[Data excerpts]
^^^^^^^^

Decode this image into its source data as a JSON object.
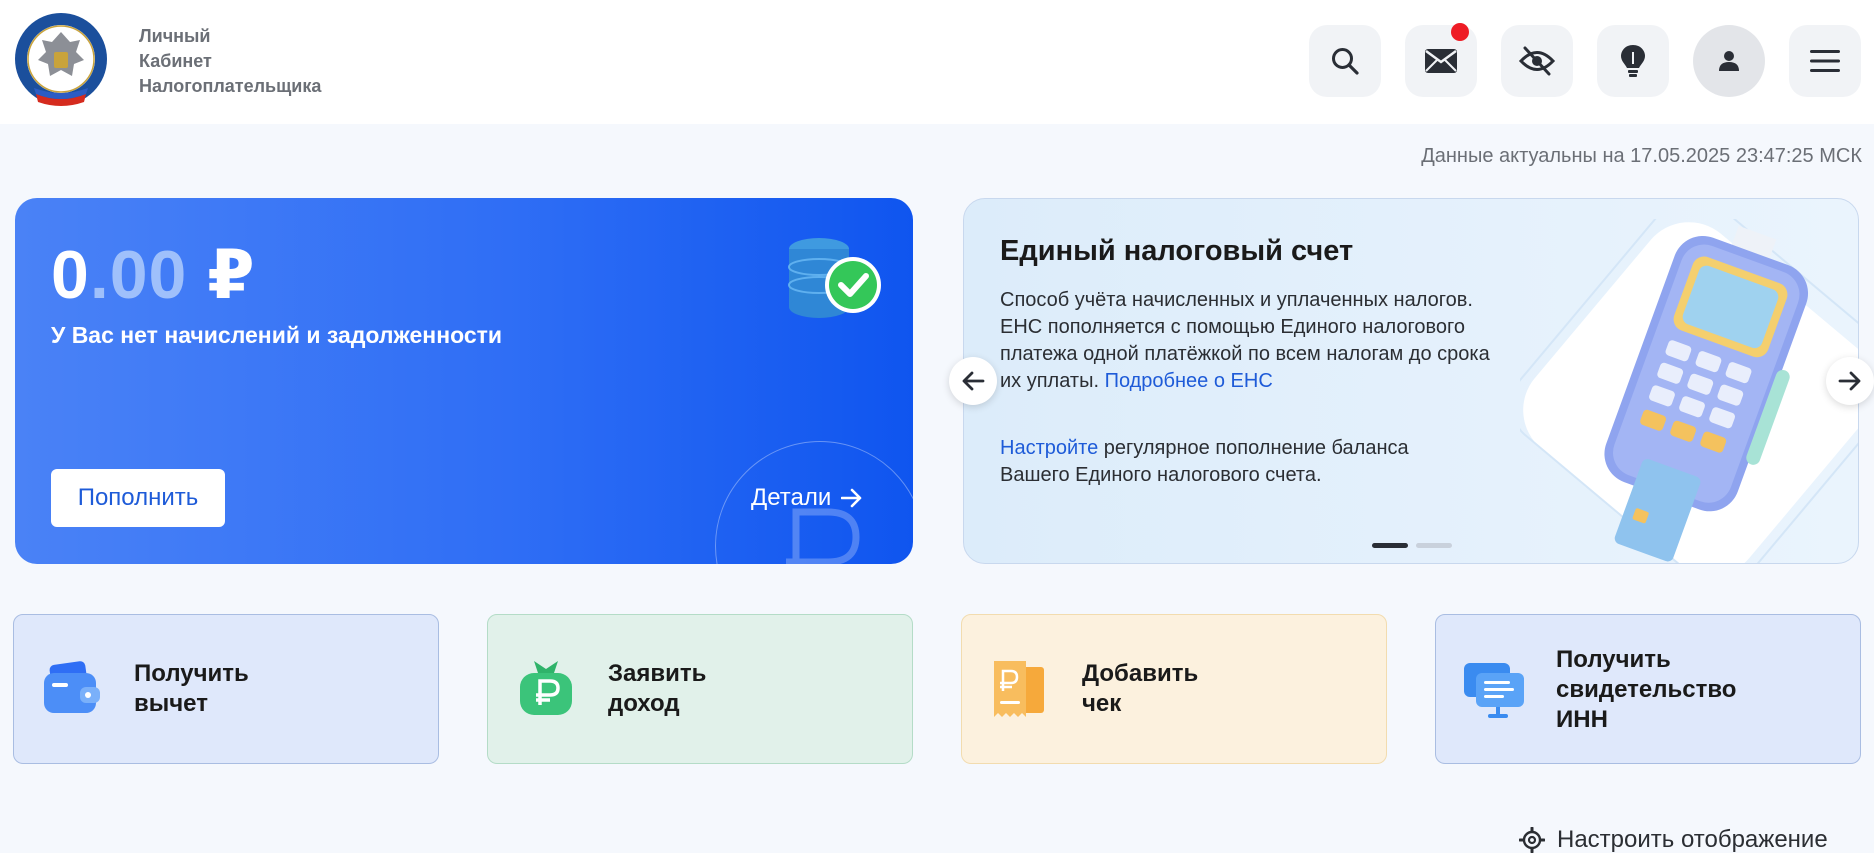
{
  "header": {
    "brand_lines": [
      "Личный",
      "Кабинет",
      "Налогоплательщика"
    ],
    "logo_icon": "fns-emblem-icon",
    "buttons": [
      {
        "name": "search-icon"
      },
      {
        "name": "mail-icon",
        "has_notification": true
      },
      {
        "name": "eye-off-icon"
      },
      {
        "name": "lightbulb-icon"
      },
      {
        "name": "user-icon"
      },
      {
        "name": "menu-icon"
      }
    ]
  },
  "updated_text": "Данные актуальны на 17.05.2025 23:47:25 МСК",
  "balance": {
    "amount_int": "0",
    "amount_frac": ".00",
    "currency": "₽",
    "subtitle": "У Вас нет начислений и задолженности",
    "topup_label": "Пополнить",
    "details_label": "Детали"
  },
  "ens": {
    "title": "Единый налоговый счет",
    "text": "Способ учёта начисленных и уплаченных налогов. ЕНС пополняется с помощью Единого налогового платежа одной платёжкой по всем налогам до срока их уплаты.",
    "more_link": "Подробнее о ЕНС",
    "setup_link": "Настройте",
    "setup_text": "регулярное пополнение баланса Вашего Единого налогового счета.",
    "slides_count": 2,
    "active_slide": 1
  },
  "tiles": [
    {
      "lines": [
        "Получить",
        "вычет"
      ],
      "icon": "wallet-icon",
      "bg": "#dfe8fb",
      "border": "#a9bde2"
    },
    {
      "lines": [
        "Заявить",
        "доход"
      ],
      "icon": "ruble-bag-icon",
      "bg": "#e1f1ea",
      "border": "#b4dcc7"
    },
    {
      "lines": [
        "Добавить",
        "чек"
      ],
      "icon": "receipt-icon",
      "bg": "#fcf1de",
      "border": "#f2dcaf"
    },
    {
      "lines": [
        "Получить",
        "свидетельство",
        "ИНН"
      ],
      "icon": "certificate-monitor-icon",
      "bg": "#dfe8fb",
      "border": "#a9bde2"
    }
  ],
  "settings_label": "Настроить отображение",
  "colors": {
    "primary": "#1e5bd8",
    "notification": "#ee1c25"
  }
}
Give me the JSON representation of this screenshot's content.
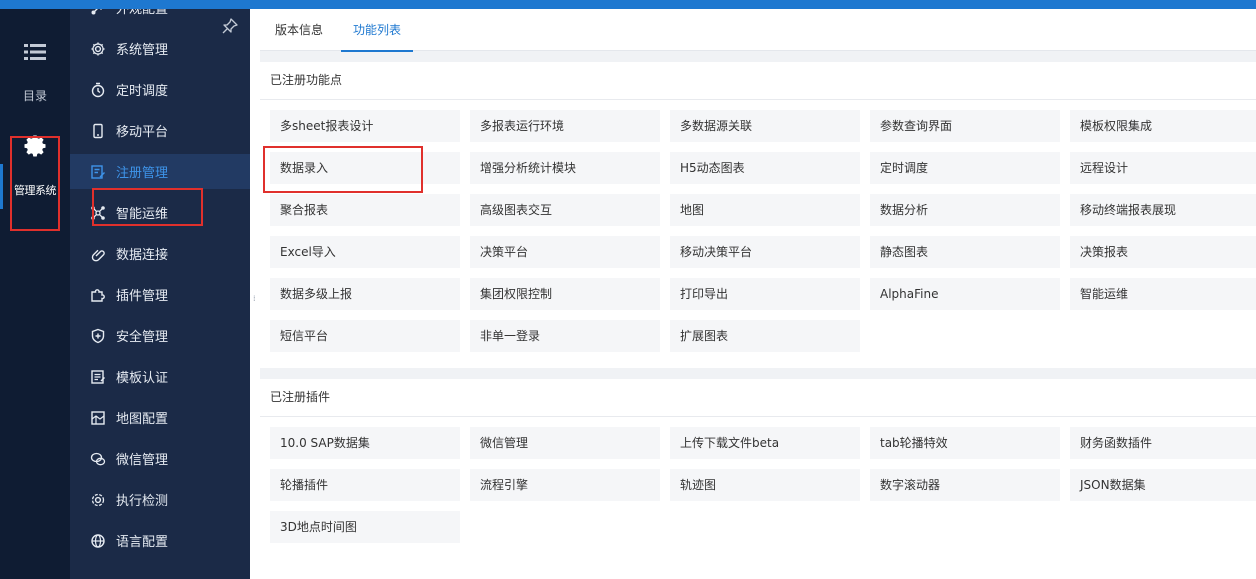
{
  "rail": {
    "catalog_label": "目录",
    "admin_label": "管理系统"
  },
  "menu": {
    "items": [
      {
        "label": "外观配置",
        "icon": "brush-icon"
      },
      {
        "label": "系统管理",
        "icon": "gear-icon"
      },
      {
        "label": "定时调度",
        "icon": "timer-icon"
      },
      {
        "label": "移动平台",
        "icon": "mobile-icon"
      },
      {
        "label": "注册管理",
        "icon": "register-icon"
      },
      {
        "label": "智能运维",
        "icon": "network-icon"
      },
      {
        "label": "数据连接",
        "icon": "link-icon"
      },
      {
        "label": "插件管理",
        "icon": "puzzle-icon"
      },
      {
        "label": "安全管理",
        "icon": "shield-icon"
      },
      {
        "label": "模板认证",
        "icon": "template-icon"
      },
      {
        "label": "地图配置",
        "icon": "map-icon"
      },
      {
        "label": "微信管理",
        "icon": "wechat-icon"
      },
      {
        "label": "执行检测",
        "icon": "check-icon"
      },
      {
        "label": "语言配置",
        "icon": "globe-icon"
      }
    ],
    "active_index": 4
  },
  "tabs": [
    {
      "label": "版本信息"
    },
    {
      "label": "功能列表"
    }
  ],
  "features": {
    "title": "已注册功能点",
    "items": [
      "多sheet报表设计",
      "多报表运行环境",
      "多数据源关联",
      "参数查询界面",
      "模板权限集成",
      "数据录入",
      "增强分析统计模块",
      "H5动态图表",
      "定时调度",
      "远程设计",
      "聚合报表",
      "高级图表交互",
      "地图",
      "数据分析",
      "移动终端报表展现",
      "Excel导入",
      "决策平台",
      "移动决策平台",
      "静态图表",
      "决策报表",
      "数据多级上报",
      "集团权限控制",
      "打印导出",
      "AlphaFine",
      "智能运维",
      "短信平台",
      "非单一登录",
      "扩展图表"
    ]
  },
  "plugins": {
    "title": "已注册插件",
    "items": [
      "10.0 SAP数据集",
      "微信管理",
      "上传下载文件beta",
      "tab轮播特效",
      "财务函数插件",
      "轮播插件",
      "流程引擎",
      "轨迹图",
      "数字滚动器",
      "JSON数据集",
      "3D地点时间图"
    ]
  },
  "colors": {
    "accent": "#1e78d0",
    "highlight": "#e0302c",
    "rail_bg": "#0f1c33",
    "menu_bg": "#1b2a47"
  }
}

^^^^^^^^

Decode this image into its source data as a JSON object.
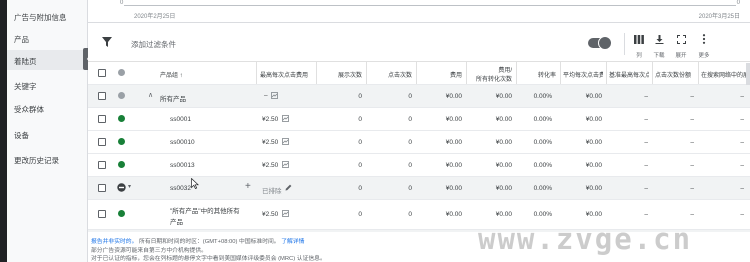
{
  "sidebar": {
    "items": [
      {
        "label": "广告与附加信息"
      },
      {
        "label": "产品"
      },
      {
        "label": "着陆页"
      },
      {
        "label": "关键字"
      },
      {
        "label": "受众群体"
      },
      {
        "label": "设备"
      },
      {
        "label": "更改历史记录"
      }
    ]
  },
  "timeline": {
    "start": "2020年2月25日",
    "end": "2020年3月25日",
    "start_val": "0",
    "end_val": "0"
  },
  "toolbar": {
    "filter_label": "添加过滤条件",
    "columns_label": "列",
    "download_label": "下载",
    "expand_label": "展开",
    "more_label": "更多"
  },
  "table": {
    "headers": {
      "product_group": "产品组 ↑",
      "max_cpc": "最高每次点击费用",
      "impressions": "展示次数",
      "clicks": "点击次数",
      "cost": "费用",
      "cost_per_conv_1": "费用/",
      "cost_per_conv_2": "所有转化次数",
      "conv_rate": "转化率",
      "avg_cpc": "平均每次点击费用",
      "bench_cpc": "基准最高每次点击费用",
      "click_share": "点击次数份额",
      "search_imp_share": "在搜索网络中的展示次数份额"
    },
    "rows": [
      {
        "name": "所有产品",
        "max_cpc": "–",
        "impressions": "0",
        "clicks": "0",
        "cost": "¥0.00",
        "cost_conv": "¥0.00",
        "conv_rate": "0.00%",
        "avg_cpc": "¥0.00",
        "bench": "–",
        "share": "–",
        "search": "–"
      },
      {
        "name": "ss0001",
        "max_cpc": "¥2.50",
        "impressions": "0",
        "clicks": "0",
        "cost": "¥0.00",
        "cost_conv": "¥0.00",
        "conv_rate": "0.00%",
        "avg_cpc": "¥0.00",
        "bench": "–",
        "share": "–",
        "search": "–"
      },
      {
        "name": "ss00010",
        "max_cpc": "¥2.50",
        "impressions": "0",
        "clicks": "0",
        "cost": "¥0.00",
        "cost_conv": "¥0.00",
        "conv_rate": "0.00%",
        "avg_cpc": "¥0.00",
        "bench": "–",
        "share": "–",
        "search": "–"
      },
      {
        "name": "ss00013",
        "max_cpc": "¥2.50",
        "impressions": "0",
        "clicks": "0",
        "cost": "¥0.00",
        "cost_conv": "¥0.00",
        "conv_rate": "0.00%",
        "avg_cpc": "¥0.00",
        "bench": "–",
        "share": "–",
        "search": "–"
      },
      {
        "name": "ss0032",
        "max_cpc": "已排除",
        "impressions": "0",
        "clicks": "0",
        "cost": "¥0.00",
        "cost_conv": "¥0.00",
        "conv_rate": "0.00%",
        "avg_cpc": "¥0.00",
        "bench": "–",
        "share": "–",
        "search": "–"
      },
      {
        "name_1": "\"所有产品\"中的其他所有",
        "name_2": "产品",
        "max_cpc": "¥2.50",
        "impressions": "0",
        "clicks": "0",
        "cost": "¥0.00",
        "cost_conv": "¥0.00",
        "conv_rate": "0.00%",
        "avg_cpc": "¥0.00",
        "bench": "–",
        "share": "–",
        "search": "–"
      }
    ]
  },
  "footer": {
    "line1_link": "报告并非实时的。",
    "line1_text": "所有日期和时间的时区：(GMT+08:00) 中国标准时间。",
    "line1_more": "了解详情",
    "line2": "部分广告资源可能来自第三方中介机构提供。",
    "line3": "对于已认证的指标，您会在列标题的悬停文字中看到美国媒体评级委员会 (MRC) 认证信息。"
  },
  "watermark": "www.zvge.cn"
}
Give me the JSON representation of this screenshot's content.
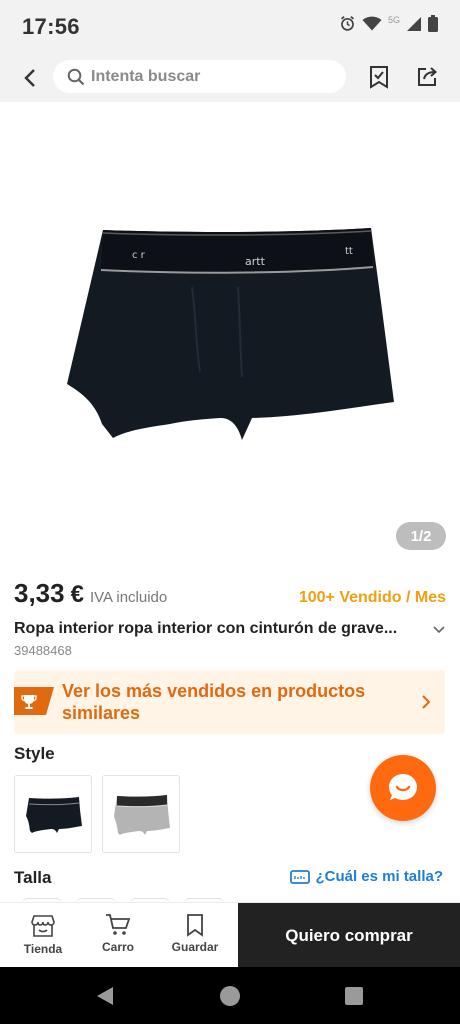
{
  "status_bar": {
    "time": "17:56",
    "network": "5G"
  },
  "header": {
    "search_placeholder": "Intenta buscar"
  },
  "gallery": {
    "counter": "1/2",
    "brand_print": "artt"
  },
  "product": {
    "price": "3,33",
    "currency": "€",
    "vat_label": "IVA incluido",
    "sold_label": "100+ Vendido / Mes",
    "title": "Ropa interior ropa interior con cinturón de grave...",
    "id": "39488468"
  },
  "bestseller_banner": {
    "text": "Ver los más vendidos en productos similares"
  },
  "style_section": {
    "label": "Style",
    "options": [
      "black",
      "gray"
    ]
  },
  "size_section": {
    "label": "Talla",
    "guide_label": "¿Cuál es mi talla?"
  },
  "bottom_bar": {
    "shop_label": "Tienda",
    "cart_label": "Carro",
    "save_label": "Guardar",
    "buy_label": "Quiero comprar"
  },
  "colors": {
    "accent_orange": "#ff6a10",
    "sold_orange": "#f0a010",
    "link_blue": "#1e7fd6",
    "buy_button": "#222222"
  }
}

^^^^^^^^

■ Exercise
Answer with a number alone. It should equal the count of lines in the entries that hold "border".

■ Written reply
4